_Task prompt_: Your answer consists of the lines in the data that contain "content". Copy each of them.

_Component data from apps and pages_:
========================================

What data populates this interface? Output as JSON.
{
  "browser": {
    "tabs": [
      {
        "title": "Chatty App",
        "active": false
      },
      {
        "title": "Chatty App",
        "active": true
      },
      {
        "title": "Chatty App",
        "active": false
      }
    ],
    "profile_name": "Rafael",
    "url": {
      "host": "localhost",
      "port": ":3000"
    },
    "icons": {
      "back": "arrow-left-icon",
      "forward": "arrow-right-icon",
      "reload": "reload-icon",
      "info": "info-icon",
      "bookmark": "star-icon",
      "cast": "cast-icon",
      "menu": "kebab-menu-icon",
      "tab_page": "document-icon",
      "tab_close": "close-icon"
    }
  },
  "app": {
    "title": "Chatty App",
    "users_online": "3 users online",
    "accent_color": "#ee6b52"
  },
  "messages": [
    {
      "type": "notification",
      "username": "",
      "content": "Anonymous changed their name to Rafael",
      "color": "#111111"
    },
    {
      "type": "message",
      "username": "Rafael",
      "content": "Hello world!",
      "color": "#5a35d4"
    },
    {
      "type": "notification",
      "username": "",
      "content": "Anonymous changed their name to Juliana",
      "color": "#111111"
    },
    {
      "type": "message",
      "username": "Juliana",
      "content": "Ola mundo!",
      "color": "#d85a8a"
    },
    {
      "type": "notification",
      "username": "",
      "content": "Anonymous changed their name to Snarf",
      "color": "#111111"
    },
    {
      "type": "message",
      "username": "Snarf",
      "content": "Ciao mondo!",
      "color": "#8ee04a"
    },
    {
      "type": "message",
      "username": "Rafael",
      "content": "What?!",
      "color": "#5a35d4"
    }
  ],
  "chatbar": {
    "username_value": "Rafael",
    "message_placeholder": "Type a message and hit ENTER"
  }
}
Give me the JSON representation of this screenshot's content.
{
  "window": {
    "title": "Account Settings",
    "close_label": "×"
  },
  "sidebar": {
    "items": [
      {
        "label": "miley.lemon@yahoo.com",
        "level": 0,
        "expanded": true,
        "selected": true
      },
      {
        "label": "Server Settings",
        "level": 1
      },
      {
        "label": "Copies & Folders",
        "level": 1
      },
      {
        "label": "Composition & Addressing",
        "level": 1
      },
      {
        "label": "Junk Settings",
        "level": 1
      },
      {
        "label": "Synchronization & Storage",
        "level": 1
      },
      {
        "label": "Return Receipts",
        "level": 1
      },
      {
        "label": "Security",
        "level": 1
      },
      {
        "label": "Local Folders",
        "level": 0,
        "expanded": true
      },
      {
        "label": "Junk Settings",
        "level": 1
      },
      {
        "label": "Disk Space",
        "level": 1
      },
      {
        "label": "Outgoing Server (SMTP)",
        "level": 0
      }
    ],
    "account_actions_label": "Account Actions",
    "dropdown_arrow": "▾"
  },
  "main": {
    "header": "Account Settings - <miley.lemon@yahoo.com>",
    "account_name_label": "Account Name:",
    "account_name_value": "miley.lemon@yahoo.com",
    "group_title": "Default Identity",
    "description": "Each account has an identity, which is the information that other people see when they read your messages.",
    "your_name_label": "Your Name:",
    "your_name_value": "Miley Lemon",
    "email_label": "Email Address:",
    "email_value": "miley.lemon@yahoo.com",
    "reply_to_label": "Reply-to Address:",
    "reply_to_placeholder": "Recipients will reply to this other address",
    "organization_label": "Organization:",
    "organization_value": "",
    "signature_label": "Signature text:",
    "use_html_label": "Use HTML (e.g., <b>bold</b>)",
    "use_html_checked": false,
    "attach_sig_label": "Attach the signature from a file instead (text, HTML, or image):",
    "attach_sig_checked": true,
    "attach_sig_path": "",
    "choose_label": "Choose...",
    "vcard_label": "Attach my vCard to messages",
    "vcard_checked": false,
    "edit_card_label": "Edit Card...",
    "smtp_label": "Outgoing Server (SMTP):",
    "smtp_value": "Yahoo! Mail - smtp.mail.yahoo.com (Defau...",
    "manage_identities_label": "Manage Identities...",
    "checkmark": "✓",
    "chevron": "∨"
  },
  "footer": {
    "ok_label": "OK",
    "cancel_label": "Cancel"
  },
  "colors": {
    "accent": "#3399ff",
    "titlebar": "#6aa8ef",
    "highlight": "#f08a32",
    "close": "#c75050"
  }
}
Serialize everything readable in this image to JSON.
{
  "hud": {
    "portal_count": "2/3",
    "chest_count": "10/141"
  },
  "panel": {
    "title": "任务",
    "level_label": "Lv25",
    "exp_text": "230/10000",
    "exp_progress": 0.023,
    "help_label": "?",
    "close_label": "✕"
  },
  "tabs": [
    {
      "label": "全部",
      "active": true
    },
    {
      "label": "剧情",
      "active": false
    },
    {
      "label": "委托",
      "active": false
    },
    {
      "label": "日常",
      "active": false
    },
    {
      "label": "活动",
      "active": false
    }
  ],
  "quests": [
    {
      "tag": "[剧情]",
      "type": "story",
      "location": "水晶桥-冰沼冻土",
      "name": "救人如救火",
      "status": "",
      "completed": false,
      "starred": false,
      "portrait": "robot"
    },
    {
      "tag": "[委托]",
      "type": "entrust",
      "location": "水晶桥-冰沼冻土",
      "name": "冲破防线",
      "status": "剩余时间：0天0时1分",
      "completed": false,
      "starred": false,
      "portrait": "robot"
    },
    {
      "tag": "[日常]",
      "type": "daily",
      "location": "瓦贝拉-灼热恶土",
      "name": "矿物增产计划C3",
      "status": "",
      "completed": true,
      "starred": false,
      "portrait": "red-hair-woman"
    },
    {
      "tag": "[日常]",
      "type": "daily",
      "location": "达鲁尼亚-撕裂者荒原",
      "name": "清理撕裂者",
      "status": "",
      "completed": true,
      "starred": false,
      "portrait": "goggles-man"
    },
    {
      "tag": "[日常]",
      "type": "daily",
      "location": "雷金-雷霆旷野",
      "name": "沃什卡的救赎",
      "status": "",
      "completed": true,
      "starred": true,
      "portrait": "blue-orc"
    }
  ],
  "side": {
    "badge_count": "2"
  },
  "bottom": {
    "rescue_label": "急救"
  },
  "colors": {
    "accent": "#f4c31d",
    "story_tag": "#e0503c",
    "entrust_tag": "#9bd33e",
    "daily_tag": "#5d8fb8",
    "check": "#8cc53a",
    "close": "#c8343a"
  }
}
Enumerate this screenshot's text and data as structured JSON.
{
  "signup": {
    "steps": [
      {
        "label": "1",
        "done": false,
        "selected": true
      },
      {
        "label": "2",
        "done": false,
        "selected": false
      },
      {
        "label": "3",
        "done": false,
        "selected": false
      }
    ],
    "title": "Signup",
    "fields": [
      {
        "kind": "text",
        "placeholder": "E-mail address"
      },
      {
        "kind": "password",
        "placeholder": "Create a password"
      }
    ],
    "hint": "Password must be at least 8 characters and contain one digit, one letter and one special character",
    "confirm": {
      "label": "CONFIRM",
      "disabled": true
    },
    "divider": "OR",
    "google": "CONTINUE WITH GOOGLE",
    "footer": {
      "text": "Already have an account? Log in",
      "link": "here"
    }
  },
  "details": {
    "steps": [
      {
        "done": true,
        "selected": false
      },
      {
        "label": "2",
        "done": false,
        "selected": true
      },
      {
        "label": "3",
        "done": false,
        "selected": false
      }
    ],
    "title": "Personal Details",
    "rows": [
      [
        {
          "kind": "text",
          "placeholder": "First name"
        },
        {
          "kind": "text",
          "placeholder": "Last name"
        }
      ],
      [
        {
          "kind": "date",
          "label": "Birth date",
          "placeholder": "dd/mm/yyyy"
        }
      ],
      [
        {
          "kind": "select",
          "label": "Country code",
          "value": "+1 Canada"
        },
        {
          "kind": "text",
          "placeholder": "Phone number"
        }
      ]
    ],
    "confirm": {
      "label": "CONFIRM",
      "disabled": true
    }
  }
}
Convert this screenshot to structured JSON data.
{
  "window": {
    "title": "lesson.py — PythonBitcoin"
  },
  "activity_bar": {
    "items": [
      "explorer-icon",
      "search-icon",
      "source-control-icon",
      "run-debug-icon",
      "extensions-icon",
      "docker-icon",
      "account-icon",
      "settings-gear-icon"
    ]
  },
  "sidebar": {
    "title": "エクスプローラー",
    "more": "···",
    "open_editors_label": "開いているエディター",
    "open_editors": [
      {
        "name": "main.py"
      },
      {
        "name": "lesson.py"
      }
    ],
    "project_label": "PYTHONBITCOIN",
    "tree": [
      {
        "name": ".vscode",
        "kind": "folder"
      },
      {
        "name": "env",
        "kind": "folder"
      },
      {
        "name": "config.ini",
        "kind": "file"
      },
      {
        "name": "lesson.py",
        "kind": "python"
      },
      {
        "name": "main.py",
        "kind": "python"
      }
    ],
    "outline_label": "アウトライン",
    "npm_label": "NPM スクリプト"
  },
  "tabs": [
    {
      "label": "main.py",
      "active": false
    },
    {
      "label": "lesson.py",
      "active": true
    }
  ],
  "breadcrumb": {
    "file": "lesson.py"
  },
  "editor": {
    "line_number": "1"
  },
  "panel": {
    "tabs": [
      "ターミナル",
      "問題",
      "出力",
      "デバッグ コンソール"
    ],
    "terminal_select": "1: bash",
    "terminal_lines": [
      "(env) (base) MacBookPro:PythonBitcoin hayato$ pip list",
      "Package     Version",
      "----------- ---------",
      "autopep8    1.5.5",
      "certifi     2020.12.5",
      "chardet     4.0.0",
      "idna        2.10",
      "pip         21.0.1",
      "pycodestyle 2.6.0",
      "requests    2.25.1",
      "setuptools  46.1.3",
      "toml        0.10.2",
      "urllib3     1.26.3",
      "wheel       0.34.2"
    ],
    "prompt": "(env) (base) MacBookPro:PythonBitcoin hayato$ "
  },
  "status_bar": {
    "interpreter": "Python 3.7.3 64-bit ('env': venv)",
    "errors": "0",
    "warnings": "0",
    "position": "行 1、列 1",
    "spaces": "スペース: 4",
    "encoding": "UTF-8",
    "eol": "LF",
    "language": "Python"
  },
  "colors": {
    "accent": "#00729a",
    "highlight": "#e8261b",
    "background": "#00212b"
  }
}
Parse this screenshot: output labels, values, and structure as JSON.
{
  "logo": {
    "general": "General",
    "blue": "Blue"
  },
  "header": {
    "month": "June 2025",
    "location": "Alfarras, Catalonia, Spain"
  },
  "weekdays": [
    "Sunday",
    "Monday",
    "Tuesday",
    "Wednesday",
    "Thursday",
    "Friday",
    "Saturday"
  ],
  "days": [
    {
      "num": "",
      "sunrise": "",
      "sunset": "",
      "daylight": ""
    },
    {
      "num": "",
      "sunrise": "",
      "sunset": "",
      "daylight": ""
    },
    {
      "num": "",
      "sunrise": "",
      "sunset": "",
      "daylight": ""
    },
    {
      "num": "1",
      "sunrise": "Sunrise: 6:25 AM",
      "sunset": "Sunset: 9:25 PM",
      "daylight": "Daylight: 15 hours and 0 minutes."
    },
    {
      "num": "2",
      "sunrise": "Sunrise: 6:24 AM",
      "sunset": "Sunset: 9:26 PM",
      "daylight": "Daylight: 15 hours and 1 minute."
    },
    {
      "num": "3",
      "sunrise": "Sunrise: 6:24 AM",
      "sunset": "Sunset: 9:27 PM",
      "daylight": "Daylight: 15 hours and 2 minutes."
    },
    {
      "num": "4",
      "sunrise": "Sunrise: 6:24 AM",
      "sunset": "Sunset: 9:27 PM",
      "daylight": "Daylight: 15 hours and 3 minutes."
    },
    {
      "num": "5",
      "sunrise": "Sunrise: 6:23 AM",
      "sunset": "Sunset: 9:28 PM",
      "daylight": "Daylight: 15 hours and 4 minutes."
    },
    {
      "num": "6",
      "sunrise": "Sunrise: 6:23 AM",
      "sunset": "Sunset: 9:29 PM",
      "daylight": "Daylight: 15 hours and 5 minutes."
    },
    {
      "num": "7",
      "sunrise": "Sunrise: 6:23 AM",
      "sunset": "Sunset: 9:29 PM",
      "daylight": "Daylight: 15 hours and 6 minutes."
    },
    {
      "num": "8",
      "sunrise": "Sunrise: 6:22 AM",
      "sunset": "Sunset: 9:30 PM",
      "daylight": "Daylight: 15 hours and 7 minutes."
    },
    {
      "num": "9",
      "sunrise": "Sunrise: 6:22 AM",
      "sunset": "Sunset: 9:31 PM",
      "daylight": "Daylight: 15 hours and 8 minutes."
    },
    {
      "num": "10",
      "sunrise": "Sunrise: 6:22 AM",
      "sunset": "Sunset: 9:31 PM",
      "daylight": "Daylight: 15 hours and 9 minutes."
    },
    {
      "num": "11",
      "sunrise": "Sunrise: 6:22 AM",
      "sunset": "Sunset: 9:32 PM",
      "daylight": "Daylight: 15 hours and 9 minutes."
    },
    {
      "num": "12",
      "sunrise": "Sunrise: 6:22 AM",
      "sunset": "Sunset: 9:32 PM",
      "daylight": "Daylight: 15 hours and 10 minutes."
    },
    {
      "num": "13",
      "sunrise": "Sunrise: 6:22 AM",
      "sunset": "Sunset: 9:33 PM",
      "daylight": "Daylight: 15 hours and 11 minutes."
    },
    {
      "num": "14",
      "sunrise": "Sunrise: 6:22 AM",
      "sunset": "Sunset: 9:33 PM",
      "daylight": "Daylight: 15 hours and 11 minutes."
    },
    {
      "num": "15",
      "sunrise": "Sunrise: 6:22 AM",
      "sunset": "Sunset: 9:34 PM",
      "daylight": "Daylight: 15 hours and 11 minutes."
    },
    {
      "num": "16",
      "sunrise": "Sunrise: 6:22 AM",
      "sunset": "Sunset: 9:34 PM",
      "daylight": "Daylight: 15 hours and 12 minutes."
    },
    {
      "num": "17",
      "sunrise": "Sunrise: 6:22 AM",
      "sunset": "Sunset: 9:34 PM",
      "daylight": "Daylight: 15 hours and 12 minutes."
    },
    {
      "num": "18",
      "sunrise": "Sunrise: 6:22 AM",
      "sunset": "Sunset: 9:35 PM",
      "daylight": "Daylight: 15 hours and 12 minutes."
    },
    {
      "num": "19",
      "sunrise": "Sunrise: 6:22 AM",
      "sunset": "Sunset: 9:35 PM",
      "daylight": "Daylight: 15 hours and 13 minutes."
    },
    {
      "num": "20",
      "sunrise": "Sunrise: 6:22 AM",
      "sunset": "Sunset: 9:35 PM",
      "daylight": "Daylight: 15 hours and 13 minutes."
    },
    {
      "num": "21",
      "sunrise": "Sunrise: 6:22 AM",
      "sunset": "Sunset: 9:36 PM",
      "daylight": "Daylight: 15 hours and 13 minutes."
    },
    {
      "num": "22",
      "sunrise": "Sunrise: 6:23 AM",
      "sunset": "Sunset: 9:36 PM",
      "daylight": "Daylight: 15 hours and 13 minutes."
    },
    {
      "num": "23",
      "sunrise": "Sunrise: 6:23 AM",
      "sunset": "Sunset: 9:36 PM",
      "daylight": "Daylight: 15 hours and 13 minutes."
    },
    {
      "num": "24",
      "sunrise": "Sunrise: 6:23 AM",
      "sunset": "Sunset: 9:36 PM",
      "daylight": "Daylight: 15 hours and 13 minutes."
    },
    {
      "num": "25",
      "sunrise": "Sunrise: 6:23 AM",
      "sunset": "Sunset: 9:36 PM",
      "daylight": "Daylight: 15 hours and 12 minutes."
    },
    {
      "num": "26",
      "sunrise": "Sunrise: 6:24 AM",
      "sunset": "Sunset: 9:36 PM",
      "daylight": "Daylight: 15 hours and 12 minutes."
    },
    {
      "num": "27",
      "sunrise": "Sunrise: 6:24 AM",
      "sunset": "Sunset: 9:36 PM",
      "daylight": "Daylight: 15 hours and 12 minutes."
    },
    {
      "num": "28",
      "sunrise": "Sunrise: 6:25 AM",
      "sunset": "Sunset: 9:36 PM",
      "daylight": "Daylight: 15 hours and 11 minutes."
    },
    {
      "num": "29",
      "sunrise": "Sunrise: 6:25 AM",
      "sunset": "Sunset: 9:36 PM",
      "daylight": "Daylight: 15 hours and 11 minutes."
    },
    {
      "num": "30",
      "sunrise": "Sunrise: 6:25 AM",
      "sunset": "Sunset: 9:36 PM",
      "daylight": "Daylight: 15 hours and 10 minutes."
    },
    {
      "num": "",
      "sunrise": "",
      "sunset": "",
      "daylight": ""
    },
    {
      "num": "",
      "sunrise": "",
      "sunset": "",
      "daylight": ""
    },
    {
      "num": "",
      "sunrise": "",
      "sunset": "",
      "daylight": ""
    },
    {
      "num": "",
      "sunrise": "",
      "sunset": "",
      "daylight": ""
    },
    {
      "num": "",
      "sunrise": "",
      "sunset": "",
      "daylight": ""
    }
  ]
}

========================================

_Result of this task_:
      "content": "Anonymous changed their name to Rafael",
      "content": "Hello world!",
      "content": "Anonymous changed their name to Juliana",
      "content": "Ola mundo!",
      "content": "Anonymous changed their name to Snarf",
      "content": "Ciao mondo!",
      "content": "What?!",
Give me the JSON representation of this screenshot's content.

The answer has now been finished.